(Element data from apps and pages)
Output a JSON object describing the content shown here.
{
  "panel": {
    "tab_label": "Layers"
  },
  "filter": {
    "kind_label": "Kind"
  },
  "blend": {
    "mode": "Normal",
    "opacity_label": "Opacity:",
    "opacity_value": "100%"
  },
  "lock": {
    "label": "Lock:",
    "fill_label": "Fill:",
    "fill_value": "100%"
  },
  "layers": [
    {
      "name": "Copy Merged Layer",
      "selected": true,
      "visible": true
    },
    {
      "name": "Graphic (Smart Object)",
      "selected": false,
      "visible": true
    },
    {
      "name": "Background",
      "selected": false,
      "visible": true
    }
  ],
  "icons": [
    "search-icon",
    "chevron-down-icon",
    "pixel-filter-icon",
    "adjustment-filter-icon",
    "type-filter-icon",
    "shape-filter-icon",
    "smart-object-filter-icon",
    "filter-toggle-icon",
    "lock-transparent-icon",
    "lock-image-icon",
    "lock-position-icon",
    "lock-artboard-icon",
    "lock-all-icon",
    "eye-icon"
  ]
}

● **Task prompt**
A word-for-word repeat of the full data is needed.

● **Output of the task**
Output a JSON object describing the content shown here.
{
  "panel": {
    "tab_label": "Layers"
  },
  "filter": {
    "kind_label": "Kind"
  },
  "blend": {
    "mode": "Normal",
    "opacity_label": "Opacity:",
    "opacity_value": "100%"
  },
  "lock": {
    "label": "Lock:",
    "fill_label": "Fill:",
    "fill_value": "100%"
  },
  "layers": [
    {
      "name": "Copy Merged Layer",
      "selected": true,
      "visible": true
    },
    {
      "name": "Graphic (Smart Object)",
      "selected": false,
      "visible": true
    },
    {
      "name": "Background",
      "selected": false,
      "visible": true
    }
  ],
  "icons": [
    "search-icon",
    "chevron-down-icon",
    "pixel-filter-icon",
    "adjustment-filter-icon",
    "type-filter-icon",
    "shape-filter-icon",
    "smart-object-filter-icon",
    "filter-toggle-icon",
    "lock-transparent-icon",
    "lock-image-icon",
    "lock-position-icon",
    "lock-artboard-icon",
    "lock-all-icon",
    "eye-icon"
  ]
}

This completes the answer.